Once again Californians are being asked to fork over more money for education. Governor Brown, teachers and many special interests are promoting Prop 30 in an attempt to convince us to pay higher taxes so more funds get funneled to education. I believe, like many others, this is asking us to throw money into the toilet.
The education system is archaic and dysfunctional and throwing more money its way is not going to fix the problem. The whole system must be overhauled. The biggest hurdles preventing education reform are the stakeholders within the system. They will not participate in activities that involve change because they’re not familiar with competition and accountability. It’s easier to say, “think of the children, think of their future” and then ask for more money. If the extra funding actually improved a child’s education, I’d be all for it but it doesn’t. Instead, the money is wasted on a top-heavy system designed over 100 years ago.
If I were king of education, the system would reflect the realities of today. Here’s a partial list of changes:
1) Every school does not need a principal and vice principal. If one CEO can run a multi-national company employing 10,000 people, certainly one principal with two vice principals can handle at least 10 local schools. This change alone would save $200,000,000 per year. There are many other non-teaching positions that can be consolidated and redeployed to improve efficiency. We would save in the neighborhood of half a billion dollars a year which could then be redirected into actual classrooms.
2) Quit buying printed text books or at least 90% of them. This is a massive waste of money and the only reason this practice continues is due to lobbyist and special interest group that are hired by book printers to protect their for-profit companies. The yearly US market for textbook is approximately $8 billion. With California representing roughly 10% of the US population, the state could realize a yearly savings of more $500,000,000 by moving to an e-book strategy. What’s more important to the State’s education system, profits for big business or educating students?
3) Here comes the controversial change. Toss out the militaristic kindergarten to 12th grade hierarchy (K-12). The K-12 format does not fit today’s student demographic. Teachers are now expected to handle special needs (physical and mental disabilities), language and cultural barriers as well as kids with disciplinary issues. With such student diversity, few on them are properly served. We need a system that fits the environment. Students should be grouped in class by knowledge level per subject, language and other needs and not by age. Teachers would be assigned to a class based on subject knowledge at a particular level, language fluency and other skills. Students would graduate from a subject level at their own learning pace. This would ensure that fast learners are not stifled and others aren’t advanced based on age or defined time period. Teachers would become specialists at a defined knowledge level and students would advance based on ability. This system would be more efficient for both teacher and student.

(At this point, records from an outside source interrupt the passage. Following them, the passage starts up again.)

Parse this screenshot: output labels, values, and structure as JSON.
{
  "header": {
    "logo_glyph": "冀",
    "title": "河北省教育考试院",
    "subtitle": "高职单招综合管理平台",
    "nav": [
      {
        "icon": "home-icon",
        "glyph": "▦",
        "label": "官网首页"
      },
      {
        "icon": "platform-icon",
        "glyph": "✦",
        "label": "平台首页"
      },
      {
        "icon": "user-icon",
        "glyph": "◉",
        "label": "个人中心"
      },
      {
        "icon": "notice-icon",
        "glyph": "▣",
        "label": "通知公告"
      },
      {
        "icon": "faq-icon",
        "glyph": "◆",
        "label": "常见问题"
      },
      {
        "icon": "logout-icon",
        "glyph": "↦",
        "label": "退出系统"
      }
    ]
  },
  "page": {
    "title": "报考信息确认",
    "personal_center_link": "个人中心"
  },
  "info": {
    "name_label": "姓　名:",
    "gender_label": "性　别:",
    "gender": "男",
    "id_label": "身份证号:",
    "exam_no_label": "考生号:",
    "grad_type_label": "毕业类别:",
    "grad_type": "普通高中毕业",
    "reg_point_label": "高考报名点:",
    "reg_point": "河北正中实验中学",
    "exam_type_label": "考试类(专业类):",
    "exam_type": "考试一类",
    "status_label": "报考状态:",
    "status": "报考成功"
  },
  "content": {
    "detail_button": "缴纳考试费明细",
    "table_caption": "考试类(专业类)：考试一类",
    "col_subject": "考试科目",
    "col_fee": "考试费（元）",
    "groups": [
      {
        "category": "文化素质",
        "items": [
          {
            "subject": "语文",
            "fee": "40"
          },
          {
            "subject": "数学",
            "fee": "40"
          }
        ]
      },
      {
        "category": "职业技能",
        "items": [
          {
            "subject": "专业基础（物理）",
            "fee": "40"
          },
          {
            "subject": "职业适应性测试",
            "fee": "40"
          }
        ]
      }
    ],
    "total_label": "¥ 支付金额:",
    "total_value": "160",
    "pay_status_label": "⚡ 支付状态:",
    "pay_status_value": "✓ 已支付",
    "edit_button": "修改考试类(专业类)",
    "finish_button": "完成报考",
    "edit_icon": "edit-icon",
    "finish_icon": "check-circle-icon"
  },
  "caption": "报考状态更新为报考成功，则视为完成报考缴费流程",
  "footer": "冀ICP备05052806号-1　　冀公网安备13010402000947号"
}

I’m voting no on Prop 30. California doesn’t need more money for schools; it needs to overhaul the education system.